* There are 85 anuvākas in the [[Rgveda]].
 
* There are 85 anuvākas in the [[Rgveda]].
  

Latest revision as of 09:59, 15 December 2016

By Swami Harshananda

Sometimes transliterated as: Anuvaka, AnuvAka, Anuvaaka


Anuvāka literally means ‘saying after’.

Literally the word means ‘reciting’ (the Vedas) ‘after’ or ‘following’ the teacher. Hence it refers to the recitation of the Vedas in general. However, it is used in a more technical sense, to indicate a division of the Vedic mantras.

  • The Rgveda Samhitā, the basic scripture, is divided into ten books each of which is called ‘maṇḍala.’
  • Each maṇḍala is again divided into several subsections called anuvākas.
  • The anuvākas are further subdivided into suktas, each sukta containing one or more ṛks (verses).
  • There are 85 anuvākas in the Rgveda.
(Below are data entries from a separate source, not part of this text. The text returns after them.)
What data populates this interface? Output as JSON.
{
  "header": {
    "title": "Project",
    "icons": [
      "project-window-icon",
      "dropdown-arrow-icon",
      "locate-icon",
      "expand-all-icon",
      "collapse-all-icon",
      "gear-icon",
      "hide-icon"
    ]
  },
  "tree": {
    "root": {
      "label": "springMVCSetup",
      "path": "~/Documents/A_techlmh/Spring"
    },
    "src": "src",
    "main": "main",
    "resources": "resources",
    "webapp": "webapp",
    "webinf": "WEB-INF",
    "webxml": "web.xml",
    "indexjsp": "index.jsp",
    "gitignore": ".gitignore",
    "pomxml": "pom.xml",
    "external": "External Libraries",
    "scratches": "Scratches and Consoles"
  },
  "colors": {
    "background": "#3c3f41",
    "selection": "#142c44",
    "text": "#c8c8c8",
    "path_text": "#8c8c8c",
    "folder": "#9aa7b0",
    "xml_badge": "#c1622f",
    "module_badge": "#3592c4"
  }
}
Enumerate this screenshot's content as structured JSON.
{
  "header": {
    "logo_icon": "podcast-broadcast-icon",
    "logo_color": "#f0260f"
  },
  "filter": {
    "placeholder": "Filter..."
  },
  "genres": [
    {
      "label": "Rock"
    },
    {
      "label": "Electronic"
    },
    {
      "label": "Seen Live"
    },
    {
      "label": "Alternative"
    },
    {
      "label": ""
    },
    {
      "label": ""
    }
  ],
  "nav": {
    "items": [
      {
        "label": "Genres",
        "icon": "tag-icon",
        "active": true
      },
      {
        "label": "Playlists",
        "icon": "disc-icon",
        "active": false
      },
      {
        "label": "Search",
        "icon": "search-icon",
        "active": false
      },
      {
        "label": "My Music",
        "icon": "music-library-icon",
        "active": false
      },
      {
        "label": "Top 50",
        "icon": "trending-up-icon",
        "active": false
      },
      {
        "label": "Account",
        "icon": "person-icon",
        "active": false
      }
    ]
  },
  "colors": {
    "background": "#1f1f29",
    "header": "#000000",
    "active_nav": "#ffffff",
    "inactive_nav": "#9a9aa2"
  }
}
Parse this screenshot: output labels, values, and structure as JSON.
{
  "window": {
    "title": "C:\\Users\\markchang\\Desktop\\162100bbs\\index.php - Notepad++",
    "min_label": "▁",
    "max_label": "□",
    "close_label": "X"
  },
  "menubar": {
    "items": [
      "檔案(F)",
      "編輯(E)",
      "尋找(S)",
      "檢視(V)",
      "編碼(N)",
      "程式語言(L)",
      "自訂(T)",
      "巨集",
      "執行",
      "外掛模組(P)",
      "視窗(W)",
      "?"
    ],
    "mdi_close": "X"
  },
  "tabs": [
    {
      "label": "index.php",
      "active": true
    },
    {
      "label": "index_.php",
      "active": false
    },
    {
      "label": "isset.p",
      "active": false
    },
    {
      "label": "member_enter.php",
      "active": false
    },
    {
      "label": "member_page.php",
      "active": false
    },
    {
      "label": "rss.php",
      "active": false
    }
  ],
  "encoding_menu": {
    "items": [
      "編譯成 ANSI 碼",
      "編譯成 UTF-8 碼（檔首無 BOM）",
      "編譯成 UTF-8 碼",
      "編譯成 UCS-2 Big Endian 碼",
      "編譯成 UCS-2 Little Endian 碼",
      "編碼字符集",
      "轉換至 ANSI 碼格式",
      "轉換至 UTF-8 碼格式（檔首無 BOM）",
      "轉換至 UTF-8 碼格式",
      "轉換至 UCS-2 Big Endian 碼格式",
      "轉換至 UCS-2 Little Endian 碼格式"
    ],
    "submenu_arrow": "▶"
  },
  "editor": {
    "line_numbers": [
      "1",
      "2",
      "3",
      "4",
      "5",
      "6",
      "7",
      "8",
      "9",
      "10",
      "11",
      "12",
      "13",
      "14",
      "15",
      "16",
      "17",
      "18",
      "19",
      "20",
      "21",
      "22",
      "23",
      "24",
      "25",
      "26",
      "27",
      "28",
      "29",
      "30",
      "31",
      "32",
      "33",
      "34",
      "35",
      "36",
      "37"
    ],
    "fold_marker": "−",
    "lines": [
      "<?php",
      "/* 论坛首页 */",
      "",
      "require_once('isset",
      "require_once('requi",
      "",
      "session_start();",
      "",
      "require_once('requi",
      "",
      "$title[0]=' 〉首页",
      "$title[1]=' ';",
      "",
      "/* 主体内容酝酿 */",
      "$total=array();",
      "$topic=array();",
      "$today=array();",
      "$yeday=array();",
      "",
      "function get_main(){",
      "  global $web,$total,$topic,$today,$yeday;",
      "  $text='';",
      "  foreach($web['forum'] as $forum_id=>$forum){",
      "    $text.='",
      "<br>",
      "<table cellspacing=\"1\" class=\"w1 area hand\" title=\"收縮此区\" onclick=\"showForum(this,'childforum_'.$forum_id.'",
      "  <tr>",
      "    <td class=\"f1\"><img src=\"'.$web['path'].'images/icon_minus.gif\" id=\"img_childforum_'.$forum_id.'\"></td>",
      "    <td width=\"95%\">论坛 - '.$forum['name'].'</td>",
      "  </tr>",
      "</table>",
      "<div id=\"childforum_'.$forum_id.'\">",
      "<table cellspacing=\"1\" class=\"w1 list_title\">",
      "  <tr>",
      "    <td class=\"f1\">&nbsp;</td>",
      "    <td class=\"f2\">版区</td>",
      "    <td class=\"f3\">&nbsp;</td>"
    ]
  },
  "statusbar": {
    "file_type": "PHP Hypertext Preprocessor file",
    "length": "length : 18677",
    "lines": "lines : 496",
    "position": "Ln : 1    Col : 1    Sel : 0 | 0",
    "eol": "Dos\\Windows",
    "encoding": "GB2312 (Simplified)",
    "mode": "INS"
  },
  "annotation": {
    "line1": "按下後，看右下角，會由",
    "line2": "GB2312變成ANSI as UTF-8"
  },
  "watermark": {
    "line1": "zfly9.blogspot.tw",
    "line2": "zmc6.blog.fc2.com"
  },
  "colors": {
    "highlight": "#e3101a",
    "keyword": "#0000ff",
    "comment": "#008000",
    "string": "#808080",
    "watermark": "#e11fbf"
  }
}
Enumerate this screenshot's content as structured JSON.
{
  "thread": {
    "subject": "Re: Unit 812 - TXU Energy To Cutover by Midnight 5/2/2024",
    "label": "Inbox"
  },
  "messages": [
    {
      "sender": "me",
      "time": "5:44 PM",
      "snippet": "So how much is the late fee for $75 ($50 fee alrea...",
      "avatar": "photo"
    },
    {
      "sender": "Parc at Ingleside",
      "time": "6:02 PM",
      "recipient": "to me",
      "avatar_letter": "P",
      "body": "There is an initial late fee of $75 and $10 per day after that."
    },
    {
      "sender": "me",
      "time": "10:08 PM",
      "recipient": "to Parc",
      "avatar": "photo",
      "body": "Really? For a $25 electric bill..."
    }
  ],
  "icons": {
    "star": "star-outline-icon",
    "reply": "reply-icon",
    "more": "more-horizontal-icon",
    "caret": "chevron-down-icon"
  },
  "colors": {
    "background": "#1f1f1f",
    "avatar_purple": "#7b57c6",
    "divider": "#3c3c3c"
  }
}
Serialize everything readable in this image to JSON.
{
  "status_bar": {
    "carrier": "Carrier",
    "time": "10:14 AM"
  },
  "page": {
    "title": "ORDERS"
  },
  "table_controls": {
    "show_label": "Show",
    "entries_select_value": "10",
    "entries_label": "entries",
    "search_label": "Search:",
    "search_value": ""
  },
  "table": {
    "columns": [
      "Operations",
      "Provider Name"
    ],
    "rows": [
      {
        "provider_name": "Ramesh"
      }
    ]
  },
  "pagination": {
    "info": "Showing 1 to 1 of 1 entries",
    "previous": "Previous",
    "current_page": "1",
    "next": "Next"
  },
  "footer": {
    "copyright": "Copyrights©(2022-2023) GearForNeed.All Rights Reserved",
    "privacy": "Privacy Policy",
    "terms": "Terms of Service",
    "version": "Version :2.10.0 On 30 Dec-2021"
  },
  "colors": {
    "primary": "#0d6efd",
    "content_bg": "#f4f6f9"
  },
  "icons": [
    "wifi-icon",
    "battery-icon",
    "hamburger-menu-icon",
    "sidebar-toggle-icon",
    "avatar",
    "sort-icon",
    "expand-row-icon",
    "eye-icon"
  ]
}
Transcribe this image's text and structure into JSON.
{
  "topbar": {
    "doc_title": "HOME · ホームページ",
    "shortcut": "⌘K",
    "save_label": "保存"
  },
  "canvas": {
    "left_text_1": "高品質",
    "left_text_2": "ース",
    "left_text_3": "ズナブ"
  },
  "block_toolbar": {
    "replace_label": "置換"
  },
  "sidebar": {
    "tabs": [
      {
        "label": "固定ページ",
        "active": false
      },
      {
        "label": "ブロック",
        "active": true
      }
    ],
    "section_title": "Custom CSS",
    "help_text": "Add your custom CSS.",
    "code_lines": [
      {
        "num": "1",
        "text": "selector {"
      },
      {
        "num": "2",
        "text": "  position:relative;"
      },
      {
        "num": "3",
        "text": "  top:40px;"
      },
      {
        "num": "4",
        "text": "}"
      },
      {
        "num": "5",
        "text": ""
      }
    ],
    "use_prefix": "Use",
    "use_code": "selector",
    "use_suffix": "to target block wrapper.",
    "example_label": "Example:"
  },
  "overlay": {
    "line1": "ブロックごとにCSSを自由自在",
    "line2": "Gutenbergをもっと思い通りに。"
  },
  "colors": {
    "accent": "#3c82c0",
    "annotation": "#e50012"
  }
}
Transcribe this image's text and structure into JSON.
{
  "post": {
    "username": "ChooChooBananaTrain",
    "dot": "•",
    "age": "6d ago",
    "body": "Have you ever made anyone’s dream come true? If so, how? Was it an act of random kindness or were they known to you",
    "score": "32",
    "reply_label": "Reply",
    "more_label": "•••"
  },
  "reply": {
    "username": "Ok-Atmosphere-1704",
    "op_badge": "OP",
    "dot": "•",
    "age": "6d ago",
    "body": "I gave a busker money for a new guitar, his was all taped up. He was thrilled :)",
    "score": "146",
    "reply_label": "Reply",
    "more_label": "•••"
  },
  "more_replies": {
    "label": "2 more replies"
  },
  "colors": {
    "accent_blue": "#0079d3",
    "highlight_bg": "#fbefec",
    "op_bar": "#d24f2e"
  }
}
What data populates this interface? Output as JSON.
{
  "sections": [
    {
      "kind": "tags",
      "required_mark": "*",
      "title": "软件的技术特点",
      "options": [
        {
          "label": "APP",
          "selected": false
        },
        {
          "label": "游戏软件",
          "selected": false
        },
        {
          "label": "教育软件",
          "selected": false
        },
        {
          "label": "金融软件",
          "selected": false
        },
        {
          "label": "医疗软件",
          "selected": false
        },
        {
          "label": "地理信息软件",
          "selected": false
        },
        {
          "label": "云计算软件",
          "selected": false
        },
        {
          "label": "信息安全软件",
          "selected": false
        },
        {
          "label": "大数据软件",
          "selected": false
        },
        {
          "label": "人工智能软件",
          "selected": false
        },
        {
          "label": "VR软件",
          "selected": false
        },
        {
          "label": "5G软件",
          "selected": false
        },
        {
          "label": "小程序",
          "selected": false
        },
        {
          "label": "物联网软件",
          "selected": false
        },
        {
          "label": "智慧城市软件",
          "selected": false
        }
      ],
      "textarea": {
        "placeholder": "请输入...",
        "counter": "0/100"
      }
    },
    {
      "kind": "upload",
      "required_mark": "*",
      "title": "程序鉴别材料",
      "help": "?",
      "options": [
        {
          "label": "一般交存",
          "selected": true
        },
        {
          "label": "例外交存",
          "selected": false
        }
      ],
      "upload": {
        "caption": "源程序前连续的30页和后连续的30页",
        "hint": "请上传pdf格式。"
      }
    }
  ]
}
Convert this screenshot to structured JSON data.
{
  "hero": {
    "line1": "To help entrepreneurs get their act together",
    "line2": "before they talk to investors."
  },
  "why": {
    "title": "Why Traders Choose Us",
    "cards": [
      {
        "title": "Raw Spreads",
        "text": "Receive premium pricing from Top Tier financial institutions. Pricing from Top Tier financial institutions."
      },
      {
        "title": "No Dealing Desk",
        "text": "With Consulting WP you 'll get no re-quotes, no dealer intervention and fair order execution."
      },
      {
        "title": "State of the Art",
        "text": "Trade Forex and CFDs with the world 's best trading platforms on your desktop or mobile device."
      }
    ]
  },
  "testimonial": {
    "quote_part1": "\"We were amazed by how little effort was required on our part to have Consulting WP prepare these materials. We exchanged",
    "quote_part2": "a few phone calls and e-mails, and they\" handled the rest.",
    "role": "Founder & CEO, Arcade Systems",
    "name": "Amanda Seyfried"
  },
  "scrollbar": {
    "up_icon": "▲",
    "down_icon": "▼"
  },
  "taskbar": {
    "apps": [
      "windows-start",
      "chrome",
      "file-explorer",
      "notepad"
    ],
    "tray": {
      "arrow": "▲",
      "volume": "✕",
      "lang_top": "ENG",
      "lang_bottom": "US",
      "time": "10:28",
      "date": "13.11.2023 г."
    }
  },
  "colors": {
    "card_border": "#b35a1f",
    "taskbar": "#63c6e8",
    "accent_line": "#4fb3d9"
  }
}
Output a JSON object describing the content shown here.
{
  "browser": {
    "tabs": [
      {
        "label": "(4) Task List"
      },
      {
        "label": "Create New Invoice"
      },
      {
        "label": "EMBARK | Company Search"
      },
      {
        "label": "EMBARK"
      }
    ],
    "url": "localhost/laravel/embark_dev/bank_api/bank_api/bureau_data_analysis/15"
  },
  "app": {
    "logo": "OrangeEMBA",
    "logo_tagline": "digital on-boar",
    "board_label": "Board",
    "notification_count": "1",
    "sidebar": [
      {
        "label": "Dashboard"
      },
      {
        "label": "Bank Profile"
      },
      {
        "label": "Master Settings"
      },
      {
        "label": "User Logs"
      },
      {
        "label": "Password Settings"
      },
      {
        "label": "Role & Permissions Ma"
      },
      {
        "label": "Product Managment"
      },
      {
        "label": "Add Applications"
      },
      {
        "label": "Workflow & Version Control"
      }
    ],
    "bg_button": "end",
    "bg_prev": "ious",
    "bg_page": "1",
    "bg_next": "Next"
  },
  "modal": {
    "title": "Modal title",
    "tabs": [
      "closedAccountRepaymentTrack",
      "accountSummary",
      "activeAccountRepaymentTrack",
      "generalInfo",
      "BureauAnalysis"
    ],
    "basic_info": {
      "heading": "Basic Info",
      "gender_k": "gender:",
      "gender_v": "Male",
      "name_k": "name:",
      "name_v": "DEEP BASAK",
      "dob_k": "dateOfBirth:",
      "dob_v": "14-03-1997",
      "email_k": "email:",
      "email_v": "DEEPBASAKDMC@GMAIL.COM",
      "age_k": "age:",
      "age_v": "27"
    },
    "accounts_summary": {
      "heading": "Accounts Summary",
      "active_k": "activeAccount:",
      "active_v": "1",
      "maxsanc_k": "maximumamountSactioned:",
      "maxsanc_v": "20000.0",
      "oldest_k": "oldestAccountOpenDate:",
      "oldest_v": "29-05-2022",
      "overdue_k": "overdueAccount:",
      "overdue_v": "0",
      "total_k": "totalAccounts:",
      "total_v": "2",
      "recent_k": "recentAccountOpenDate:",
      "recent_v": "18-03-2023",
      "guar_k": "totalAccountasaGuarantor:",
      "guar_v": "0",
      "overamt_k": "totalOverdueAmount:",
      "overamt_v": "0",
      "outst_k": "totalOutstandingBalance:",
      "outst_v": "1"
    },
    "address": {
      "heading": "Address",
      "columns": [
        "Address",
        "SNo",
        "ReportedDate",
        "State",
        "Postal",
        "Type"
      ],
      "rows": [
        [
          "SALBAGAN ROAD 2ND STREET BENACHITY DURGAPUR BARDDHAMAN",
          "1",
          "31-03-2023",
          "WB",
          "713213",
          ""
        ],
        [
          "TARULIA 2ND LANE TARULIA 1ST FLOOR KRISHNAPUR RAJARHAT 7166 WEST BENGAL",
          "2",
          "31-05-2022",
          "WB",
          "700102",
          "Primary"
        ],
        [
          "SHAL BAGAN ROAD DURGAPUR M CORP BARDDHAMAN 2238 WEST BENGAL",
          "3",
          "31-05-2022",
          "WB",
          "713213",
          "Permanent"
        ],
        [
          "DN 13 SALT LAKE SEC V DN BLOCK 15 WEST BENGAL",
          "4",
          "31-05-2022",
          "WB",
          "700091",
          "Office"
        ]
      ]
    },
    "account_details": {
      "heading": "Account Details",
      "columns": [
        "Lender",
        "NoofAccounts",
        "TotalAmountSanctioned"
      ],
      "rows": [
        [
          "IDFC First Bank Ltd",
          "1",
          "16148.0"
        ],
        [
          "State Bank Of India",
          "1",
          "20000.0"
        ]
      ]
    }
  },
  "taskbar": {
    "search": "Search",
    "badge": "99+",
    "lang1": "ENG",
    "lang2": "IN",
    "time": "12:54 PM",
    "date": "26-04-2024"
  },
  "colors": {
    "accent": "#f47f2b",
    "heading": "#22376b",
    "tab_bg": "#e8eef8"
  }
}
Śaunaka has prepared an index for these anuvākas, known as Anuvākānu-kramani.


References

  • The Concise Encyclopedia of Hinduism, Swami Harshananda, Ram Krishna Math, Bangalore